distance(p + float3(0, 0, eps)) - distance(p - float3(0, 0, eps))));
}

//negative d -> sss, positive d -> ao
float ao(vec3 p, vec3 n, float d, float i) {
float o,s=sign(d);
for (o=s*.5+.5;i>0.;i--) {
o-=(i*d-f(p+n*i*d*s))/exp2(i);
}
return o;
}

// p pos, l direction to light - normalized, d stepwidth, i number of steps
float shadow(vec3 p, vec3 l, float d, float i) {
float o;
for (o = 0.; i > 0.; i--) {
o += f(p+l*i*d);
}
return clamp(o, 0.0, 1.0);
}

float perlin(vec3 p) {
vec3 i = floor(p);
vec4 a = dot(i, vec3(1., 57., 21.)) + vec4(0., 57., 21., 78.);
vec3 f = cos((p-i)*acos(-1.))*(-.5)+.5;
a = mix(sin(cos(a)*a),sin(cos(1.+a)*(1.+a)), f.x);
a.xy = mix(a.xz, a.yw, f.y);
return mix(a.x, a.y, f.z);
}

--- End code ---

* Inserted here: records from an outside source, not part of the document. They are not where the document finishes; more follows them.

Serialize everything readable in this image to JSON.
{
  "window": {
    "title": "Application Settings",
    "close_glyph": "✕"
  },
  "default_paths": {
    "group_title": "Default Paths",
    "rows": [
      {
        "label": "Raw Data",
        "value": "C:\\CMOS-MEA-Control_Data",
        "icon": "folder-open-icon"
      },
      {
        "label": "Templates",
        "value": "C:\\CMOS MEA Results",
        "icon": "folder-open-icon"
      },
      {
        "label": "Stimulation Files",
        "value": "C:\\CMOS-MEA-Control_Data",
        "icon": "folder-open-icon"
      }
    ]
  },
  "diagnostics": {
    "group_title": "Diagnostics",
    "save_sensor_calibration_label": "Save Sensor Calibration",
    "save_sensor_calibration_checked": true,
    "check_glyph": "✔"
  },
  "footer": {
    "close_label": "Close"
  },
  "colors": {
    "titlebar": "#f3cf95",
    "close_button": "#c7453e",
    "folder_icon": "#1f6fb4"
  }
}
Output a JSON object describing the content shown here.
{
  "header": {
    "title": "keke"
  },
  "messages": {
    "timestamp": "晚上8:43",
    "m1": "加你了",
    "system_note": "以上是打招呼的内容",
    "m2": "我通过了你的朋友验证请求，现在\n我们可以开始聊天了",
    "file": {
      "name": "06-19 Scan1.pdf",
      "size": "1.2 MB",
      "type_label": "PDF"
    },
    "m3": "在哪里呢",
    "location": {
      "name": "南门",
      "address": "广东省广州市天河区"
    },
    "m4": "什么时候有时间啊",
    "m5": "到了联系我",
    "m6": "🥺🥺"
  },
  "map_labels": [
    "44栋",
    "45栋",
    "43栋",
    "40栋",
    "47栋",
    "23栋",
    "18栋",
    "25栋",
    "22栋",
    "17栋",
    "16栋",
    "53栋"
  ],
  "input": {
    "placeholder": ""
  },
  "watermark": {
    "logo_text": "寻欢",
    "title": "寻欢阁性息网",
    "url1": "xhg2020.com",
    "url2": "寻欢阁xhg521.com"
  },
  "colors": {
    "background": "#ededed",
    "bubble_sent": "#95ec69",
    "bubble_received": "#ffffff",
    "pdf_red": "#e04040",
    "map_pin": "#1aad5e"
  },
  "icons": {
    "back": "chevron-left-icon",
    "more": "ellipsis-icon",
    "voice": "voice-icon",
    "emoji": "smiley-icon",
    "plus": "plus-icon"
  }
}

Choose your preferred api (dx9 or ogl) and start raymarching!

Shockwave:
That looks great, the twister looks like it's made out of plastacine. :)

I've been reading the Pouet thread a bit, it would be cool if some other people here got interested in this.

efecto:
Interesting stuff and I've been trying meself, but somehow I'm limited to planes, spheres and cylinders.
Cubes just don't work :(
Probably something in the calling code before the shader.

It's on my todo list but first concentrate on destruction entry

Xetick:
The pouet thread(s) are a wealth of information when it comes to raymarching.

For the ones that want to see some example of what can be done with raymarching

The following two are essentially a bunch of sin/cos values and thats the fun part with it. The work/reward ration is really good with raymarching. Once you have something working it requires very little work to make interesting scenes.

This isn't realtime though, 1fps I heard. But has global illumination. I really like the design and how this is synced to the music.

Haven't looked into it that much but it's certainly on my list of things to do

combatking0:
I've always wanted to try 3D rendering software, but found the big contenders (including "Maya") to be too processor intensive and fiddly to use.

I think I'll give RenderMonkey a try.

Does the term raymarching refer to a lighting effect or a distortion effect?